» DIRECTIONS
The reply should contain all of the data below, word for word.

####

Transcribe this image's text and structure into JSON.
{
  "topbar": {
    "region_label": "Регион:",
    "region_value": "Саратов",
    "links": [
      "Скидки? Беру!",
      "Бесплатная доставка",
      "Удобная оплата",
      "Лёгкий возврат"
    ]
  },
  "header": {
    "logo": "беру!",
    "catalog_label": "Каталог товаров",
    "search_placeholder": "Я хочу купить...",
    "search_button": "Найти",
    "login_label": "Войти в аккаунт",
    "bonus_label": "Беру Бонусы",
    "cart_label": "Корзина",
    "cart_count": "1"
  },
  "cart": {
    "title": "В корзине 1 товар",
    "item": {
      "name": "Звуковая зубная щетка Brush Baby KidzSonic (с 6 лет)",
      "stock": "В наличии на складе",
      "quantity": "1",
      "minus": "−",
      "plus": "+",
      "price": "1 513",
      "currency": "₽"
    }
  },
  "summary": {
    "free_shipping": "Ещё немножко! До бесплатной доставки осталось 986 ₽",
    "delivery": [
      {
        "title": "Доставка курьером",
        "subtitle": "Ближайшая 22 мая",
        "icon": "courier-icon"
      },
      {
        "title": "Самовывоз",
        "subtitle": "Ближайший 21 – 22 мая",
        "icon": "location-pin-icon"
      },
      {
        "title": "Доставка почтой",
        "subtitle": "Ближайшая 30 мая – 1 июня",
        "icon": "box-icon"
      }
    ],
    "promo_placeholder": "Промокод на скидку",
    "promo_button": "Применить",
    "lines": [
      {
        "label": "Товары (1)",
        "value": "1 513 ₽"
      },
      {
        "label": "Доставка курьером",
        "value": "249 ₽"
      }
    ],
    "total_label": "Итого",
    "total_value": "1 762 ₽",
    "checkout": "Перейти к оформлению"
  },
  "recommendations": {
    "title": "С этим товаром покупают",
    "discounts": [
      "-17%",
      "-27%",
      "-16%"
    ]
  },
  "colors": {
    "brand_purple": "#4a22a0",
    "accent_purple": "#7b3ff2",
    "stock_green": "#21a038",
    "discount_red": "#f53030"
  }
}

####

» YOUR SOLUTION
Transcribe this image's text and structure into JSON.
{
  "topbar": {
    "region_label": "Регион:",
    "region_value": "Саратов",
    "links": [
      "Скидки? Беру!",
      "Бесплатная доставка",
      "Удобная оплата",
      "Лёгкий возврат"
    ]
  },
  "header": {
    "logo": "беру!",
    "catalog_label": "Каталог товаров",
    "search_placeholder": "Я хочу купить...",
    "search_button": "Найти",
    "login_label": "Войти в аккаунт",
    "bonus_label": "Беру Бонусы",
    "cart_label": "Корзина",
    "cart_count": "1"
  },
  "cart": {
    "title": "В корзине 1 товар",
    "item": {
      "name": "Звуковая зубная щетка Brush Baby KidzSonic (с 6 лет)",
      "stock": "В наличии на складе",
      "quantity": "1",
      "minus": "−",
      "plus": "+",
      "price": "1 513",
      "currency": "₽"
    }
  },
  "summary": {
    "free_shipping": "Ещё немножко! До бесплатной доставки осталось 986 ₽",
    "delivery": [
      {
        "title": "Доставка курьером",
        "subtitle": "Ближайшая 22 мая",
        "icon": "courier-icon"
      },
      {
        "title": "Самовывоз",
        "subtitle": "Ближайший 21 – 22 мая",
        "icon": "location-pin-icon"
      },
      {
        "title": "Доставка почтой",
        "subtitle": "Ближайшая 30 мая – 1 июня",
        "icon": "box-icon"
      }
    ],
    "promo_placeholder": "Промокод на скидку",
    "promo_button": "Применить",
    "lines": [
      {
        "label": "Товары (1)",
        "value": "1 513 ₽"
      },
      {
        "label": "Доставка курьером",
        "value": "249 ₽"
      }
    ],
    "total_label": "Итого",
    "total_value": "1 762 ₽",
    "checkout": "Перейти к оформлению"
  },
  "recommendations": {
    "title": "С этим товаром покупают",
    "discounts": [
      "-17%",
      "-27%",
      "-16%"
    ]
  },
  "colors": {
    "brand_purple": "#4a22a0",
    "accent_purple": "#7b3ff2",
    "stock_green": "#21a038",
    "discount_red": "#f53030"
  }
}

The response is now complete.